"This school will be excellent," says Sergeant Moore with satisfaction, as he watches a turbaned tribesman use an adze to smooth ceiling beams while a dozen workmen in long shirts and billowing pantaloons slather on mortar and lay bricks. "It's going to do wonders for the village."
Karabagh's new school is one of hundreds of humanitarian-aid projects that the US military is funding in Afghanistan, and it has won over Dermont, a village elder. A few months ago, he says, American soldiers on patrol "saw our children studying under the shadows of trees and they decided to build a school. The school is a light in the darkness. I hope my children will be able to see."
Moore takes an idealistic view of his work. "We're doing this because these people need help," he says. "We are doing it for the same reason you would do it for your neighbor. Do it because that's what's in your heart. America has a kind heart."
The US Agency for International Development says it has sent $530 million in humanitarian aid in Afghanistan this year, making America the largest single donor to the war-torn country.

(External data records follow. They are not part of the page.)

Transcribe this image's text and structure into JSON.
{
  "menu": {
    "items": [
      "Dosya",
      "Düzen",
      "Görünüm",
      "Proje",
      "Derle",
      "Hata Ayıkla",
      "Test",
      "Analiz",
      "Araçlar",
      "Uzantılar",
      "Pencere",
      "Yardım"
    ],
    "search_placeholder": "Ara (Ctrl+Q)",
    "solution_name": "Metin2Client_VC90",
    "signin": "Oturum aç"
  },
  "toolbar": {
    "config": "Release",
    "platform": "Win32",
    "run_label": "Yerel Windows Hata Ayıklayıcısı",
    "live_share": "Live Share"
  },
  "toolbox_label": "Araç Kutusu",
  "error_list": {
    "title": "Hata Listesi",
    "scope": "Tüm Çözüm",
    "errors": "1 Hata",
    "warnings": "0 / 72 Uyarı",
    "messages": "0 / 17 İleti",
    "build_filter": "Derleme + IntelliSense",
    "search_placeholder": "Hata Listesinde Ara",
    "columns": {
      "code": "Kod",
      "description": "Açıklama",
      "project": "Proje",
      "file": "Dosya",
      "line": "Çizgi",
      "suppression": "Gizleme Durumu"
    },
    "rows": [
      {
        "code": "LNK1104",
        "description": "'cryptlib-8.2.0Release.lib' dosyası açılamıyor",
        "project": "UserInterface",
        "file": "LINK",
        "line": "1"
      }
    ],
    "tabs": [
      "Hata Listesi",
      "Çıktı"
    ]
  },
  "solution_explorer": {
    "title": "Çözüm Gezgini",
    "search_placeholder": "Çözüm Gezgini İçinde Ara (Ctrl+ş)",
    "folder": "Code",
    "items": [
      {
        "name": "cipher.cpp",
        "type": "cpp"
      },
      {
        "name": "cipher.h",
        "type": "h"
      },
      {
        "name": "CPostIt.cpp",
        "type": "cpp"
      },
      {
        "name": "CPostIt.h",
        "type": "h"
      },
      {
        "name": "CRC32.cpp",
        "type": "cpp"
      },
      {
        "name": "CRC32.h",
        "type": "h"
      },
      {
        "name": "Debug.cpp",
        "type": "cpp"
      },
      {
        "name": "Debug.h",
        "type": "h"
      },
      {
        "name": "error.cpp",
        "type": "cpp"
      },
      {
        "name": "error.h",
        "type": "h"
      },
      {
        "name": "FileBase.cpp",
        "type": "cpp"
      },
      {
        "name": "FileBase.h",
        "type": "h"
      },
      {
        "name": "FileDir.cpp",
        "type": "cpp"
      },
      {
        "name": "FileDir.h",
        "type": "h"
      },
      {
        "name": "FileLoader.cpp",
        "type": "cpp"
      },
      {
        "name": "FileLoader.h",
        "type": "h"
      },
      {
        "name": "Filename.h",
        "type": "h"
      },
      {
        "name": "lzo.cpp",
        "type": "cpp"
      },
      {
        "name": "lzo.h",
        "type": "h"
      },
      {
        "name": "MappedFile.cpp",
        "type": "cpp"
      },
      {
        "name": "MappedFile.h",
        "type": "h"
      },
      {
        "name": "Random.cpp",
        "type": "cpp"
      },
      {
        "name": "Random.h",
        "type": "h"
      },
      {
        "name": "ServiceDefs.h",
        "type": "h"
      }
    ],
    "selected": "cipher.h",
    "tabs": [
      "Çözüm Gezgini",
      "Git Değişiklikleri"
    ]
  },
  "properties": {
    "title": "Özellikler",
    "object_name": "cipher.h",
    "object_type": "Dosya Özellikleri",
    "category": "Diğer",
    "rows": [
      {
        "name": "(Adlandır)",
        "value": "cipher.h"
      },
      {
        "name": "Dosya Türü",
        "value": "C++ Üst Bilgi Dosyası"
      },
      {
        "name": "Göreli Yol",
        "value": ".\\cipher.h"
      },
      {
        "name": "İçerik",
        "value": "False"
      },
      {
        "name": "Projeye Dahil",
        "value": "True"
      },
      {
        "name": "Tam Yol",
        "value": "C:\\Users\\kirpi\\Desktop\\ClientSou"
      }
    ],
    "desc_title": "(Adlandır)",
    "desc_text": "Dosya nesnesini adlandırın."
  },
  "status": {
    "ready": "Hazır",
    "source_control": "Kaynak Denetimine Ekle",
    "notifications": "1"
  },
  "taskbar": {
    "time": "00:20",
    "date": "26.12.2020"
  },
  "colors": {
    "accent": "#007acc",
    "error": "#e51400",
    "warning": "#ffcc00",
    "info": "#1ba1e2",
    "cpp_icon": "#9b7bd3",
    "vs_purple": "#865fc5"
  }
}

But that does not impress Karabagh policeman Abdul Ghafur. "We have two targets," he says, "the reconstruction of Afghanistan and eradicating the terrorists. The US is more interested in the war against terrorists. We are more interested in reconstruction."
For Col. Nick Parker, a British officer who is director of operational planning at coalition headquarters in Kabul, those two goals go hand in hand. "The US is not doing this for purely altruistic reasons," he suggests. "If the US doesn't do it, in five years we'll all be back here fighting another terrorist organization."
When American goals match local aspirations, America has no difficulty presenting itself as the good guy. That is the logic behind the doctrine of "integration" outlined recently by Richard Haass, the State Department's director of policy planning, who described it as "persuading more and more governments, and at a deeper level, people to sign on to certain key ideas as to how the world should operate for our mutual benefit."
But getting the rest of the world to want what America wants is only one side of the coin, argues Professor Nye. America also has to offer other countries things they value if foreigners are to accept American moral leadership.
"Failure to pay proper respect to the opinion of others and to incorporate a broad conception of justice into our national interest will eventually come to hurt us," Nye argues in his recent book, "The Paradox of American Power."
In the eyes of many global activists, Washington is ignoring that warning. In Johannesburg, for example, Korean environmental activists protested against Mr. Bush's absence from the recent World Summit on Sustainable Development. "He only cares about his personal war against terror," said Kim Yeon Ji of the Korean Federation for the Environment. "They want us all to join in with their war, but in the battle for the environment, we are all here and he says, 'Sorry, I'm on vacation.' We are very angry."
America's reluctance to join other countries in tackling issues they think are important its current efforts to undermine the new International Criminal Court, for example; its rejection of an international treaty limiting biological weapons; or its refusal to strengthen a convention against torture are squandering global goodwill, say critics.